- **WORK INSTRUCTION**:
Working from the listing below, pick each line containing the word "count" and copy it.

- **RAW DATA**:
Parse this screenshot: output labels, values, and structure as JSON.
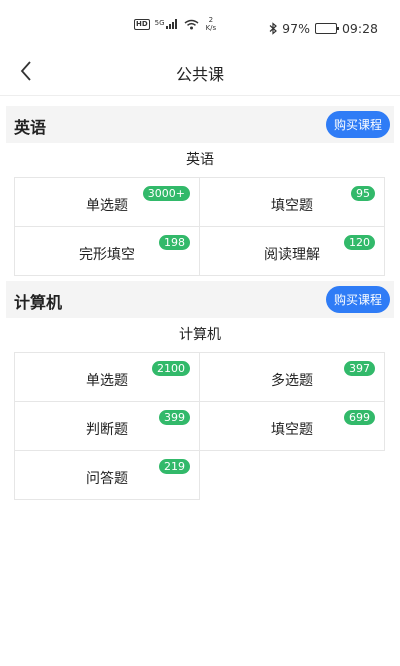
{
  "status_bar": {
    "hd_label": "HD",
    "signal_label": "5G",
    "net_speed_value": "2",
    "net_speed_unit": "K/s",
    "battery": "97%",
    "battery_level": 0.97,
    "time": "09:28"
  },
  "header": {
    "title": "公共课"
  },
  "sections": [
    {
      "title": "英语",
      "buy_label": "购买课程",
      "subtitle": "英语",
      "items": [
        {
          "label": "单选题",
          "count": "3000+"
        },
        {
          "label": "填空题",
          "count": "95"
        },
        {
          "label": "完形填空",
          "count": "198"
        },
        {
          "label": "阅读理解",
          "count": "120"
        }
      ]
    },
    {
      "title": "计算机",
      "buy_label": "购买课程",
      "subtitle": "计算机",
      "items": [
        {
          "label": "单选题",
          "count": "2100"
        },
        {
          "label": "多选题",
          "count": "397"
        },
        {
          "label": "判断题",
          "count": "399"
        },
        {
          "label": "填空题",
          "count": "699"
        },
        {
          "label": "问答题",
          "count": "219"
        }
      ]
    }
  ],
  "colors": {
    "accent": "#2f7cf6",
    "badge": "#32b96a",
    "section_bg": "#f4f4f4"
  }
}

- **OUTPUT OF THE TASK**:
          "count": "3000+"
          "count": "95"
          "count": "198"
          "count": "120"
          "count": "2100"
          "count": "397"
          "count": "399"
          "count": "699"
          "count": "219"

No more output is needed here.